INFORMATION SUPPLIED START
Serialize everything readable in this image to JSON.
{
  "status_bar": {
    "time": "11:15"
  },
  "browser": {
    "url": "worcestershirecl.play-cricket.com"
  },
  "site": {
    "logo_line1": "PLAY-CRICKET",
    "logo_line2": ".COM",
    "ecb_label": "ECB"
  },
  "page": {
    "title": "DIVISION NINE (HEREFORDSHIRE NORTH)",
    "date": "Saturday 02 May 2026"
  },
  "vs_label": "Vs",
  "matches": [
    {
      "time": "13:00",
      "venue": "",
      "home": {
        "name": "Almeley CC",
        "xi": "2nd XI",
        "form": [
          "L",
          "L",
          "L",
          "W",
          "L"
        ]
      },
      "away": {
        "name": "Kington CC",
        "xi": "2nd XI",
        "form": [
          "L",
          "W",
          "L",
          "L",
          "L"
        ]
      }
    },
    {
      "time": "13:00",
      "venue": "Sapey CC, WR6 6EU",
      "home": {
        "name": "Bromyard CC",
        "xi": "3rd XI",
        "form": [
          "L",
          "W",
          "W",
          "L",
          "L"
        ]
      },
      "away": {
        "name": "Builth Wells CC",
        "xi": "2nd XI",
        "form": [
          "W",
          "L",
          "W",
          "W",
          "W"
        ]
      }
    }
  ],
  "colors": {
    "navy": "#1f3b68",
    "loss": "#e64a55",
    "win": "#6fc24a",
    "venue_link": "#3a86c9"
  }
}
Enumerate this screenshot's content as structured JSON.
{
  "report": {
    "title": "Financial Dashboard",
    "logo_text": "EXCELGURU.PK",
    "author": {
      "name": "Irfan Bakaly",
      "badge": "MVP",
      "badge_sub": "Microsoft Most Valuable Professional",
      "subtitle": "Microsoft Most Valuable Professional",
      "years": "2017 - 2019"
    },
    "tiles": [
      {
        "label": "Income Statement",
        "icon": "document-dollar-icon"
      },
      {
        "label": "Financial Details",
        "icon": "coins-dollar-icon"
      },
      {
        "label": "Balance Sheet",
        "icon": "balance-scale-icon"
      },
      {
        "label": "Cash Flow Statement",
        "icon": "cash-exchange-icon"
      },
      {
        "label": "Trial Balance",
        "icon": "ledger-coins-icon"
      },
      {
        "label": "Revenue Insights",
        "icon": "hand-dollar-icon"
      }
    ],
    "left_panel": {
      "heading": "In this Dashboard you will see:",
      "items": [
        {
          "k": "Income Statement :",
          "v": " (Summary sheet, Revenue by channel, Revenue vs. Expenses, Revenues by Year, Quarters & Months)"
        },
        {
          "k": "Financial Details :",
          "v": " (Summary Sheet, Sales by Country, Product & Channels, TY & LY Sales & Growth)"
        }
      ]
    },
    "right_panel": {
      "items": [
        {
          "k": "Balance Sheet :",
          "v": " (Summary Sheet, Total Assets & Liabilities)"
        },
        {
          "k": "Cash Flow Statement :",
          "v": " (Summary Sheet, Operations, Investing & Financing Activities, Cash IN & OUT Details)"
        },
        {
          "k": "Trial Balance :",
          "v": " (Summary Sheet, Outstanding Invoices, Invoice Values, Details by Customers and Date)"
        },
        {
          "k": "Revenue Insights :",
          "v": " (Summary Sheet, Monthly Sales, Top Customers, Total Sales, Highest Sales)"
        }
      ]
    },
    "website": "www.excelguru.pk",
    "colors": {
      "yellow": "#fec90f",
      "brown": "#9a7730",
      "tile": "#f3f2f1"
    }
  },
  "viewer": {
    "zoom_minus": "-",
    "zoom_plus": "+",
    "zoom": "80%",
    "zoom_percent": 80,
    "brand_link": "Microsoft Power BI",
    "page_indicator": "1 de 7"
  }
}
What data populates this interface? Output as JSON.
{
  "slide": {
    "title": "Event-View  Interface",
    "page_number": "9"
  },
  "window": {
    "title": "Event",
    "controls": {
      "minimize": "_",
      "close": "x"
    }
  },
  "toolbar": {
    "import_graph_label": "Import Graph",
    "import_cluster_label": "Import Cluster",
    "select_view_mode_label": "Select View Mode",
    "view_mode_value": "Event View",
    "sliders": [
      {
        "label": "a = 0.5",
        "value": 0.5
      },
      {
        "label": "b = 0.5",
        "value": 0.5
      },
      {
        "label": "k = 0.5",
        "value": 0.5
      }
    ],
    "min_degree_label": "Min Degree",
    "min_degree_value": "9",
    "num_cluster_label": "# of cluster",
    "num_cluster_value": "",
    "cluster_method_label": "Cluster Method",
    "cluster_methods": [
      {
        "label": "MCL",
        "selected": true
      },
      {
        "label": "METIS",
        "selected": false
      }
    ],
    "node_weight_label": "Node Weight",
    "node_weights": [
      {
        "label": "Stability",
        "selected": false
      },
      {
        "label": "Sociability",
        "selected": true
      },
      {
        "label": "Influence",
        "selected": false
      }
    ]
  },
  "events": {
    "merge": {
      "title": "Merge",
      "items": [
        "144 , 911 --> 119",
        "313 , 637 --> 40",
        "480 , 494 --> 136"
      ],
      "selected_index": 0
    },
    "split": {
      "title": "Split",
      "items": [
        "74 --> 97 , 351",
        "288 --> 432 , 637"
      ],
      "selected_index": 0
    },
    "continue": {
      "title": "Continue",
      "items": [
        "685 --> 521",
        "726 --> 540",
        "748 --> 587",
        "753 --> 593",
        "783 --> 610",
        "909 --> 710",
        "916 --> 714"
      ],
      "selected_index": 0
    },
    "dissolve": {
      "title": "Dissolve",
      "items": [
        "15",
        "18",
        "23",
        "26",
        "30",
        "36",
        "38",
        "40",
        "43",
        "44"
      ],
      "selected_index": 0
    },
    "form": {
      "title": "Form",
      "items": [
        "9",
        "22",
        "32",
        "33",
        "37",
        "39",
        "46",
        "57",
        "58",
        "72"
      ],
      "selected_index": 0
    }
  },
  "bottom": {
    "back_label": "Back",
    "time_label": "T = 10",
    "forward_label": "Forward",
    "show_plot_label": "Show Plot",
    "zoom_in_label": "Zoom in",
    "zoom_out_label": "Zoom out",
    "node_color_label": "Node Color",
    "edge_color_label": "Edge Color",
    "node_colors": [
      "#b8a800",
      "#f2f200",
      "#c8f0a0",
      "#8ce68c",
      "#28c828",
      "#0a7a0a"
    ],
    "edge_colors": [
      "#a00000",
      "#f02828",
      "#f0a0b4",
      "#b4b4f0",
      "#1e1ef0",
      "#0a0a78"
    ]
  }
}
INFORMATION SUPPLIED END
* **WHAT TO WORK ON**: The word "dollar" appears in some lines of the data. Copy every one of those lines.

* **OUTPUT OF THE EXERCISE**:
        "icon": "document-dollar-icon"
        "icon": "coins-dollar-icon"
        "icon": "hand-dollar-icon"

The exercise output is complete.